Task — Reproduce all the entries, matching the original word for word.

Website and app data records:
⟨

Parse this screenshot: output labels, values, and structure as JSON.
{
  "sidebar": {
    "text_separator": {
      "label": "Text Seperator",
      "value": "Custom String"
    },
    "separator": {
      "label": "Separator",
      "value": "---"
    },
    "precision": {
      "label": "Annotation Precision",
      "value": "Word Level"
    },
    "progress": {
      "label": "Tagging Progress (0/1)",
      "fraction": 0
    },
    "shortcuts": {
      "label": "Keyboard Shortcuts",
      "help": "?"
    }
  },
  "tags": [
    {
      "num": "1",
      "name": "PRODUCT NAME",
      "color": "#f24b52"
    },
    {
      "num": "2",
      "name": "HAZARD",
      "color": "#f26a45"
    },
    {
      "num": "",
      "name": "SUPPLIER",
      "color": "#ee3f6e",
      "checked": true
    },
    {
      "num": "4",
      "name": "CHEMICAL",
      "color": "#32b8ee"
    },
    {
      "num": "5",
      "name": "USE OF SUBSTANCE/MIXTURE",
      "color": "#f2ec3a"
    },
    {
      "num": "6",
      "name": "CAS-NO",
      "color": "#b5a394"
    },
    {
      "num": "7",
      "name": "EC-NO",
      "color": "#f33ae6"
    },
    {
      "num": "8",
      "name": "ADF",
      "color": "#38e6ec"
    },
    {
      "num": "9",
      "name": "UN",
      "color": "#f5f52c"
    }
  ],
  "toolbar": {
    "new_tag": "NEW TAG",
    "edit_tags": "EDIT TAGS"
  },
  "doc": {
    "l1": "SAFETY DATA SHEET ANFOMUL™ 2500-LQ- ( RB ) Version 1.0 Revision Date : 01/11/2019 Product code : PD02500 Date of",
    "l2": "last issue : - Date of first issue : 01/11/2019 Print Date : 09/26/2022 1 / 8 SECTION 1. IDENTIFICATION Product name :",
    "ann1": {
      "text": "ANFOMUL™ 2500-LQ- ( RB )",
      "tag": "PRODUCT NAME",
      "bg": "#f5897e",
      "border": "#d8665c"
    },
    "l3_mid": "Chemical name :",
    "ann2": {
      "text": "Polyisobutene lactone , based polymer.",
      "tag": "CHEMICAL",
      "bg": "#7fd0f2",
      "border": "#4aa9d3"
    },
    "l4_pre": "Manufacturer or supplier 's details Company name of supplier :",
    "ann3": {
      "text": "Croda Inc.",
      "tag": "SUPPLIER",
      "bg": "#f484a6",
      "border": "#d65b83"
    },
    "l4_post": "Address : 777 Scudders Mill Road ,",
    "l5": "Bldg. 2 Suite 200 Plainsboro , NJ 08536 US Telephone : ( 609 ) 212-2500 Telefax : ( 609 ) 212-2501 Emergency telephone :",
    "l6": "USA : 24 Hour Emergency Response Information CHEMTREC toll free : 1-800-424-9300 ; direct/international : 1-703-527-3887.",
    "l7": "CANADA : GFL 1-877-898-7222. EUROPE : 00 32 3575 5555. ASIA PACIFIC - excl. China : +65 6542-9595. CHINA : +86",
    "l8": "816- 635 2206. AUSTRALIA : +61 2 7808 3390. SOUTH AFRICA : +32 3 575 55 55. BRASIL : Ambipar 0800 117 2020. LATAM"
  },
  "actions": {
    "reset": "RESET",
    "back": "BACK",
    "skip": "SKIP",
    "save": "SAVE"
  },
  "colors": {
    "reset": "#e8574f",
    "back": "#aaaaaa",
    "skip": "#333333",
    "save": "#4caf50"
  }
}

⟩

Expected output —
Parse this screenshot: output labels, values, and structure as JSON.
{
  "sidebar": {
    "text_separator": {
      "label": "Text Seperator",
      "value": "Custom String"
    },
    "separator": {
      "label": "Separator",
      "value": "---"
    },
    "precision": {
      "label": "Annotation Precision",
      "value": "Word Level"
    },
    "progress": {
      "label": "Tagging Progress (0/1)",
      "fraction": 0
    },
    "shortcuts": {
      "label": "Keyboard Shortcuts",
      "help": "?"
    }
  },
  "tags": [
    {
      "num": "1",
      "name": "PRODUCT NAME",
      "color": "#f24b52"
    },
    {
      "num": "2",
      "name": "HAZARD",
      "color": "#f26a45"
    },
    {
      "num": "",
      "name": "SUPPLIER",
      "color": "#ee3f6e",
      "checked": true
    },
    {
      "num": "4",
      "name": "CHEMICAL",
      "color": "#32b8ee"
    },
    {
      "num": "5",
      "name": "USE OF SUBSTANCE/MIXTURE",
      "color": "#f2ec3a"
    },
    {
      "num": "6",
      "name": "CAS-NO",
      "color": "#b5a394"
    },
    {
      "num": "7",
      "name": "EC-NO",
      "color": "#f33ae6"
    },
    {
      "num": "8",
      "name": "ADF",
      "color": "#38e6ec"
    },
    {
      "num": "9",
      "name": "UN",
      "color": "#f5f52c"
    }
  ],
  "toolbar": {
    "new_tag": "NEW TAG",
    "edit_tags": "EDIT TAGS"
  },
  "doc": {
    "l1": "SAFETY DATA SHEET ANFOMUL™ 2500-LQ- ( RB ) Version 1.0 Revision Date : 01/11/2019 Product code : PD02500 Date of",
    "l2": "last issue : - Date of first issue : 01/11/2019 Print Date : 09/26/2022 1 / 8 SECTION 1. IDENTIFICATION Product name :",
    "ann1": {
      "text": "ANFOMUL™ 2500-LQ- ( RB )",
      "tag": "PRODUCT NAME",
      "bg": "#f5897e",
      "border": "#d8665c"
    },
    "l3_mid": "Chemical name :",
    "ann2": {
      "text": "Polyisobutene lactone , based polymer.",
      "tag": "CHEMICAL",
      "bg": "#7fd0f2",
      "border": "#4aa9d3"
    },
    "l4_pre": "Manufacturer or supplier 's details Company name of supplier :",
    "ann3": {
      "text": "Croda Inc.",
      "tag": "SUPPLIER",
      "bg": "#f484a6",
      "border": "#d65b83"
    },
    "l4_post": "Address : 777 Scudders Mill Road ,",
    "l5": "Bldg. 2 Suite 200 Plainsboro , NJ 08536 US Telephone : ( 609 ) 212-2500 Telefax : ( 609 ) 212-2501 Emergency telephone :",
    "l6": "USA : 24 Hour Emergency Response Information CHEMTREC toll free : 1-800-424-9300 ; direct/international : 1-703-527-3887.",
    "l7": "CANADA : GFL 1-877-898-7222. EUROPE : 00 32 3575 5555. ASIA PACIFIC - excl. China : +65 6542-9595. CHINA : +86",
    "l8": "816- 635 2206. AUSTRALIA : +61 2 7808 3390. SOUTH AFRICA : +32 3 575 55 55. BRASIL : Ambipar 0800 117 2020. LATAM"
  },
  "actions": {
    "reset": "RESET",
    "back": "BACK",
    "skip": "SKIP",
    "save": "SAVE"
  },
  "colors": {
    "reset": "#e8574f",
    "back": "#aaaaaa",
    "skip": "#333333",
    "save": "#4caf50"
  }
}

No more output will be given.